  • D&O insurance: The directors argued that any liabilities awarded against them should be capped or reduced on the basis (a) that the BHS group’s D&O insurance policy only cover claims (including defence costs) of up to GBP20m and (b) of their general ability to pay. The court rejected these arguments, noting that it would “send the wrong message to risk-taking directors that they could escape liability” if they did not obtain adequate D&O cover.

 

What is Misfeasant trading?

Section 212 of the Insolvency Act 1986 provides that where, in the course of the winding up of a company, it appears that a director (or other person concerned with the management of the company) has misapplied or retained any money or other property of the company, or has breached any fiduciary or other duty in relation to the company, the court can order them to repay the money or property or any part of it, or otherwise contribute such amount to the company’s assets by way of compensation in respect of the misfeasance or breach of fiduciary or other duty, as the court thinks fit. The court has wide discretion with respect to the orders it may make and it is able to apportion the order made against individual officers in proportion to their involvement and culpability.

When a company is solvent, the directors have a duty under section 172 of the Companies Act 2006 to act in the way they consider, in good faith, would be most likely to promote the success of the company for the benefit of its members as a whole. Where the company is insolvent or bordering on insolvency, or where an insolvent administration or liquidation is probable, this duty to promote the success of the company is modified such that the company’s interests are taken to include the interests of the company’s creditors as a whole. The rationale for taking creditors’ interests into account is that as a company’s financial situation deteriorates, it is increasingly “their money” that is at stake.

When this “creditor duty” is first triggered, directors should consider the interests of creditors and balance them with the interests of the shareholders.

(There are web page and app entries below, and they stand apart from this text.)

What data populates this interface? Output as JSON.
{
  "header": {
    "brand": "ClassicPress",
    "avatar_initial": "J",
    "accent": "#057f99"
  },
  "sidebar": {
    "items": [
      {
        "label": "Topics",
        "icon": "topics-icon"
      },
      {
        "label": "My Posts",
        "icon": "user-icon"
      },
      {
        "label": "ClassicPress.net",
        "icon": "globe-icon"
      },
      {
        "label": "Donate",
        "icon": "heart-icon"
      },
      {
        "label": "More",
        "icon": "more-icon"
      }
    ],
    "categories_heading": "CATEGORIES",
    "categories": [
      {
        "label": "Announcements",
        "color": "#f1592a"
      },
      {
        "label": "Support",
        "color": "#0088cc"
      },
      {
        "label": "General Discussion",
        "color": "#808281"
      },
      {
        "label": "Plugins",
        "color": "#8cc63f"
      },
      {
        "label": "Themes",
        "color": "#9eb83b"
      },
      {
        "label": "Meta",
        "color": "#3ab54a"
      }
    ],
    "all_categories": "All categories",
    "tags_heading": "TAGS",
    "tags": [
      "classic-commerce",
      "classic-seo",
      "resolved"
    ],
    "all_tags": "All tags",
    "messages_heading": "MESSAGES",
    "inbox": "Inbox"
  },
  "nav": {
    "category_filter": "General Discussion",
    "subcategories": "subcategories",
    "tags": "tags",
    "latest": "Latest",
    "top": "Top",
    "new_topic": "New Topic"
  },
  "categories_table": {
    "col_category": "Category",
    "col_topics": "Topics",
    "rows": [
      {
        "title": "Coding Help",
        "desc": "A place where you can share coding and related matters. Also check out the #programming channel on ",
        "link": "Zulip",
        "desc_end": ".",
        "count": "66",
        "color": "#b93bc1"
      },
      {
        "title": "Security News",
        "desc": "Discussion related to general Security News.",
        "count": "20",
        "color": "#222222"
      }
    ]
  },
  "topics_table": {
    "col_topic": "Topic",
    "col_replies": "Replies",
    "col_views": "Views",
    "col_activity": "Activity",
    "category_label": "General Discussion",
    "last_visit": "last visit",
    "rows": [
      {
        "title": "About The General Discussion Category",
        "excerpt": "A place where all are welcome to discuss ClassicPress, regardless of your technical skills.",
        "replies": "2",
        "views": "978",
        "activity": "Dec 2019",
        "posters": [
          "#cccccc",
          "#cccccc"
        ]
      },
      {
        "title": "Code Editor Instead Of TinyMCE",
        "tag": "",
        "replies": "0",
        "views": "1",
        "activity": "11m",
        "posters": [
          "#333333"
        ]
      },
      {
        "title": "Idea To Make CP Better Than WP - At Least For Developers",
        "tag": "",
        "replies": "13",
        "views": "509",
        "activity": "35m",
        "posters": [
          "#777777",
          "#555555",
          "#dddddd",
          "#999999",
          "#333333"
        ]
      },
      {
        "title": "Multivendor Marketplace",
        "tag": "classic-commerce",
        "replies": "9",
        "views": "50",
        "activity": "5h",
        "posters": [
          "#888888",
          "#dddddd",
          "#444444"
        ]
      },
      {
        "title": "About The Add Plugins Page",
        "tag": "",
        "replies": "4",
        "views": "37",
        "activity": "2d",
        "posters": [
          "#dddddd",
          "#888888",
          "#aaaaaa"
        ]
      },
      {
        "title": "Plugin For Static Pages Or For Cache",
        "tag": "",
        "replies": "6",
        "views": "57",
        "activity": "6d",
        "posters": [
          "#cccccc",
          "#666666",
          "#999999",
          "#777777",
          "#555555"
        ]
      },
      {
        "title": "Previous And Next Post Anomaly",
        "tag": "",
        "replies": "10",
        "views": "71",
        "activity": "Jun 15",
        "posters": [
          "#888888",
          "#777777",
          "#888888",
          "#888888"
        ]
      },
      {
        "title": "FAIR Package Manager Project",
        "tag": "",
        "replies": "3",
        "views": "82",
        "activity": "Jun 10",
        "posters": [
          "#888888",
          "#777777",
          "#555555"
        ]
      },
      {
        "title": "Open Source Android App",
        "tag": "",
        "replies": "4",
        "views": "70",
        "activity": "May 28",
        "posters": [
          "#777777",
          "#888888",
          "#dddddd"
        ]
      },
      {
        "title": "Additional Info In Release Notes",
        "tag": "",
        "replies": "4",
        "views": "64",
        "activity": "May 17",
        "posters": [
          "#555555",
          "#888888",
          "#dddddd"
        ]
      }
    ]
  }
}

As considered in the recent Sequana case6, the duty operates on a sliding scale – so the greater the financial difficulties, the more the directors should prioritise the interests of creditors. When an insolvent administration or liquidation is unavoidable, the creditors’ interests become paramount.

There is a general defence under section 1157 of the Companies Act 2006 to a breach of duty claim where a director has acted honestly and reasonably and, in the circumstances, the court concludes that the director ought fairly to be excused.

Key takeaways for directors

  • “Misfeasant trading” as a concept results from a novel application of section 212 in this case. Misfeasant trading encompasses a failure to comply with section 172 of the Companies Act 2006 (as modified by the creditor duty) where the risks of continuing to trade are so high in terms of possible dissipation of assets such that, even where there is a reasonable prospect of reducing the net deficiency of assets by continuing to trade, it would be in the interests of creditors for the company to be placed into an insolvency process immediately.

  • It bridges a perceived “gap” in the law identified by Lord Hodge in Sequana, who considered that there needed to be a remedy in respect of the interests of creditors in certain “egregious circumstances”, available prior to the point at which a director of a company in financial distress knew (or ought to have known) that there was no reasonable prospect of avoiding insolvency, whereby the directors adopt a course of action to the probable detriment of the creditors without a proper consideration of their interests.

1 Wright and Rowley, BHS and others v Chappell and others [2024] EWHC 1417 (Ch).
2 A similar case against Dominic Chappell remains to be determined.
3 Re Ralls Builders Ltd [2016] EWHC 243 (Ch).
4 Sharp v Blank [2019] EWHC 3096 (Ch)
5 Re Continental Assurance Co of London plc (No 4) [2007] 2 BCLC 287
6 BTI 2014 LLC v Sequana SA [2022] UKSC 25